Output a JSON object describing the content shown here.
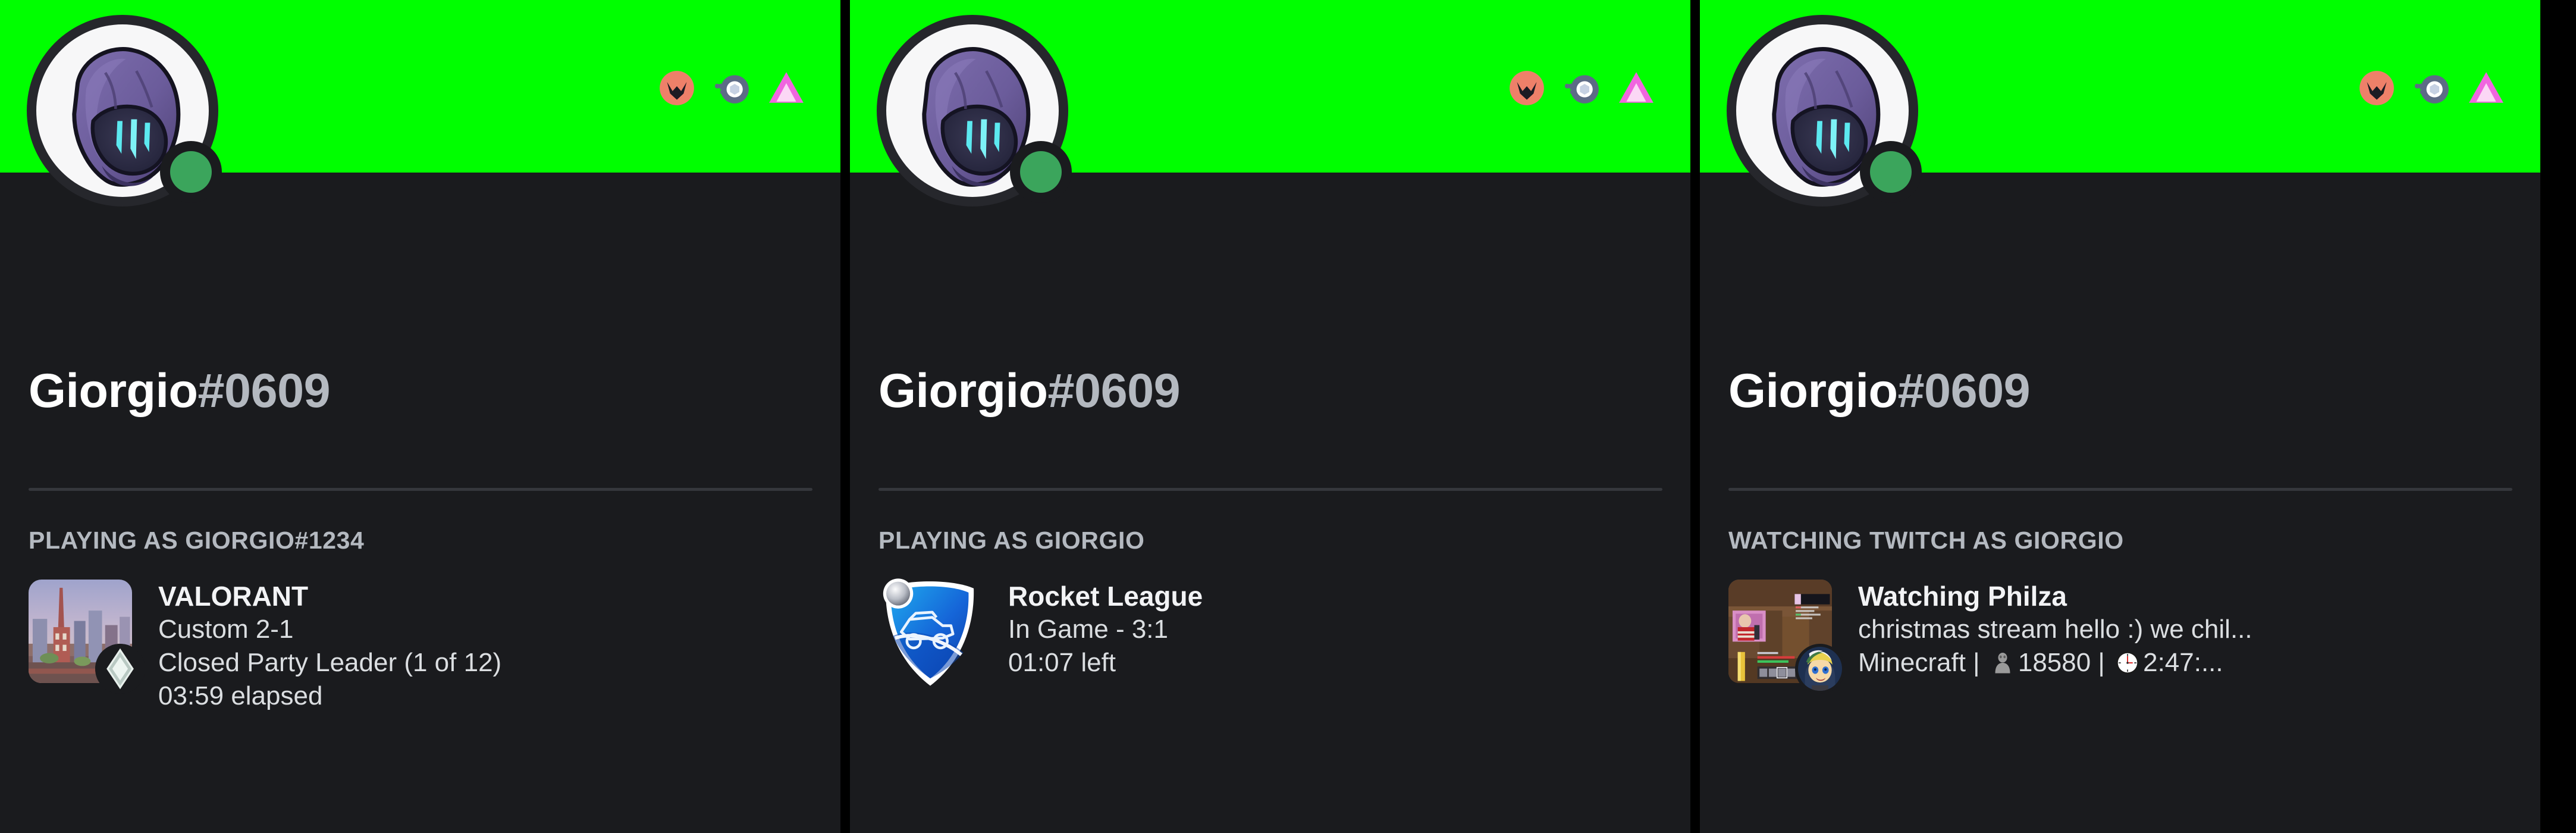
{
  "meta": {
    "banner_color": "#00FF00",
    "card_background": "#1A1B1E",
    "status_color": "#3BA55C",
    "username_color": "#FFFFFF",
    "discriminator_color": "#B4B9C0",
    "header_color": "#B4B9C0"
  },
  "badges": [
    {
      "name": "active-developer-badge",
      "color": "#EE8069",
      "label": "Active Developer"
    },
    {
      "name": "hypesquad-bravery-badge",
      "color": "#5D6B86",
      "label": "HypeSquad"
    },
    {
      "name": "nitro-triangle-badge",
      "color": "#F066DF",
      "label": "Nitro"
    }
  ],
  "cards": [
    {
      "id": "card-valorant",
      "status": "online",
      "username": "Giorgio",
      "discriminator": "#0609",
      "activity": {
        "header": "PLAYING AS GIORGIO#1234",
        "art_name": "valorant-map-art",
        "art_sub_name": "valorant-rank-icon",
        "title": "VALORANT",
        "lines": [
          "Custom 2-1",
          "Closed Party Leader (1 of 12)",
          "03:59 elapsed"
        ]
      }
    },
    {
      "id": "card-rocket-league",
      "status": "online",
      "username": "Giorgio",
      "discriminator": "#0609",
      "activity": {
        "header": "PLAYING AS GIORGIO",
        "art_name": "rocket-league-logo",
        "art_sub_name": "",
        "title": "Rocket League",
        "lines": [
          "In Game - 3:1",
          "01:07 left"
        ]
      }
    },
    {
      "id": "card-twitch",
      "status": "online",
      "username": "Giorgio",
      "discriminator": "#0609",
      "activity": {
        "header": "WATCHING TWITCH AS GIORGIO",
        "art_name": "twitch-stream-thumbnail",
        "art_sub_name": "streamer-avatar",
        "title": "Watching Philza",
        "lines": [
          "christmas stream hello :) we chil...",
          "Minecraft |  18580 |  2:47:..."
        ],
        "stream_game": "Minecraft",
        "stream_viewers": "18580",
        "stream_uptime": "2:47:...",
        "viewer_icon": "viewer-icon",
        "clock_icon": "clock-icon"
      }
    }
  ]
}
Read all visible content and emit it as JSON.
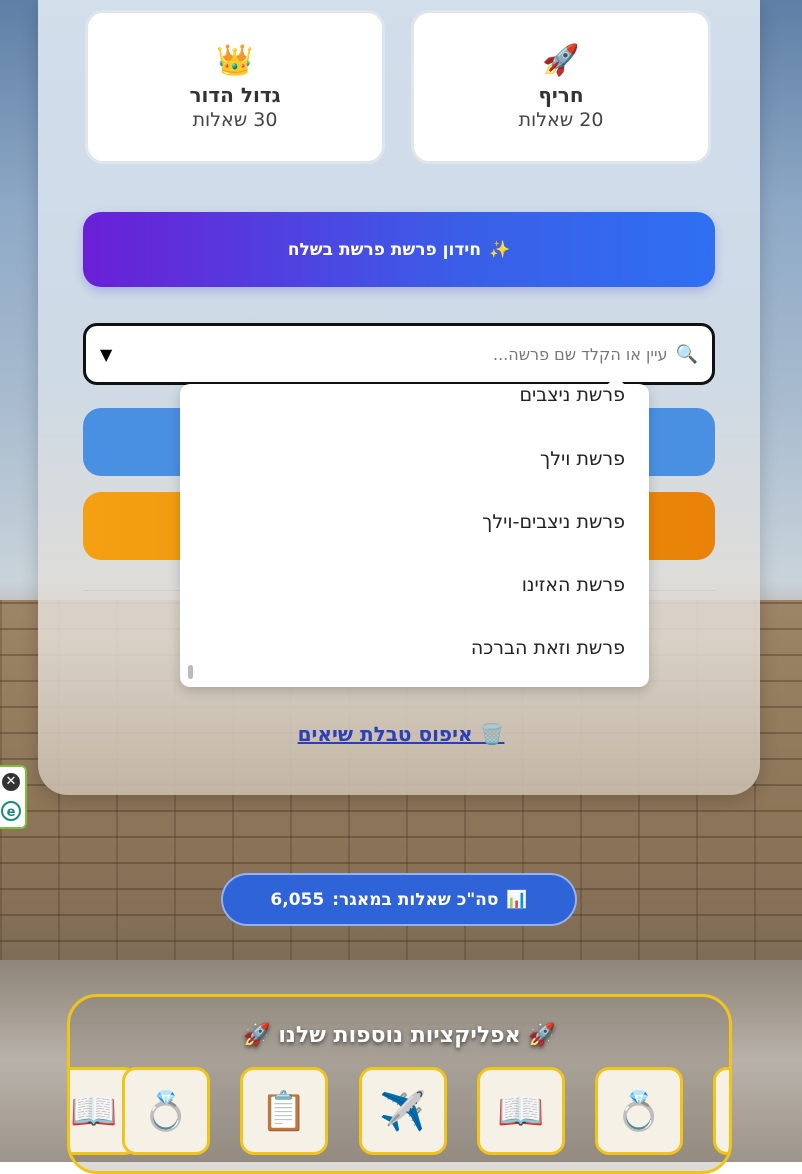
{
  "cards": [
    {
      "icon": "🚀",
      "icon_name": "rocket-icon",
      "title": "חריף",
      "subtitle": "20 שאלות"
    },
    {
      "icon": "👑",
      "icon_name": "crown-icon",
      "title": "גדול הדור",
      "subtitle": "30 שאלות"
    }
  ],
  "quiz_button": {
    "icon": "✨",
    "label": "חידון פרשת פרשת בשלח"
  },
  "search": {
    "placeholder": "עיין או הקלד שם פרשה...",
    "icon": "🔍",
    "arrow": "▼"
  },
  "dropdown": {
    "items": [
      "פרשת ניצבים",
      "פרשת וילך",
      "פרשת ניצבים-וילך",
      "פרשת האזינו",
      "פרשת וזאת הברכה"
    ]
  },
  "reset": {
    "icon": "🗑️",
    "label": "איפוס טבלת שיאים"
  },
  "side_widget": {
    "close": "✕",
    "badge": "e"
  },
  "stats": {
    "icon": "📊",
    "label": "סה\"כ שאלות במאגר:",
    "value": "6,055"
  },
  "apps": {
    "title": "🚀 אפליקציות נוספות שלנו 🚀",
    "items": [
      {
        "name": "app-ring",
        "icon": "💍"
      },
      {
        "name": "app-study",
        "icon": "📖"
      },
      {
        "name": "app-military",
        "icon": "✈️"
      },
      {
        "name": "app-checklist",
        "icon": "📋"
      },
      {
        "name": "app-ring-2",
        "icon": "💍"
      }
    ]
  },
  "colors": {
    "quiz_gradient_start": "#6a1fd6",
    "quiz_gradient_end": "#2f6ff2",
    "blue_button": "#4a90e2",
    "orange_button": "#f4a012",
    "stat_pill": "#2f63d8",
    "apps_border": "#f0c419"
  }
}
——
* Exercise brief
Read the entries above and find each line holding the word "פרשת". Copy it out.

* Task solution
    "label": "חידון פרשת פרשת בשלח"
      "פרשת ניצבים",
      "פרשת וילך",
      "פרשת ניצבים-וילך",
      "פרשת האזינו",
      "פרשת וזאת הברכה"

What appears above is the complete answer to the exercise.